Here’s another atrocious comment that I saw. “Save the children, not the parking lot”. When I first read this comment, I thought I might have entered another dimension where life doesn’t make sense, but nope, I am still here in THIS world. I am still not 100% sure how calling someone out for illegally parking in handicapped spots has to do with the safety of our parking lots. I was not aware our parking lots were in danger. As far as saving children, I am completely for this, but the only relationship children have in this situation is if they are disabled, which children can be, so they also need parking spaces available. If we are going to care about children then we should care about children who need wheelchairs and cannot exit their vehicle because someone else decided to illegally park.

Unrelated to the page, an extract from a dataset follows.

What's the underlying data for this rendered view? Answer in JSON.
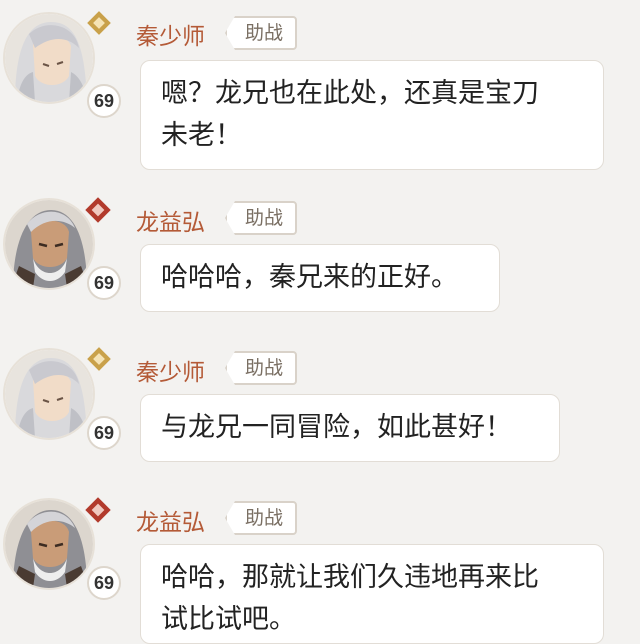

Then there was the “only worried if someone else needs the spots”. I’m going to assume this person not only sits nearby to see if someone NEEDS the spots but also can read minds because I not only have searched for a spot for myself AND my Mom, who is also disabled, but gets around better than me at the age of 77 AND my Nanny (Mom’s Mother), who when she was alive was wheelchair bound, and you know what I did when someone was in the space whether I saw a placard or license plate or not? I just drove by to keep looking OR ended up dropping people off at the entrance. I have never seen someone stop, get out, wave their arms around, and say hey, I need this parking space, this person is here illegally, and throw a fit about this. Not once! Imagine that!
This topic could literally have me fuming for hours, and actually, it DID, which is why I have vented here in my blog. I don’t care if you are only planning to be in a store for 5 minutes. I don’t care if you worked a long day and your feet hurt. If you are not disabled, stop parking in a handicapped parking spot. I don’t think this is too much to ask. This shouldn’t be such a controversial topic. Why is it still that way? I would love to hear others’ thoughts and opinions on this. I only ask that everyone please be respectful and try to avoid foul language, please.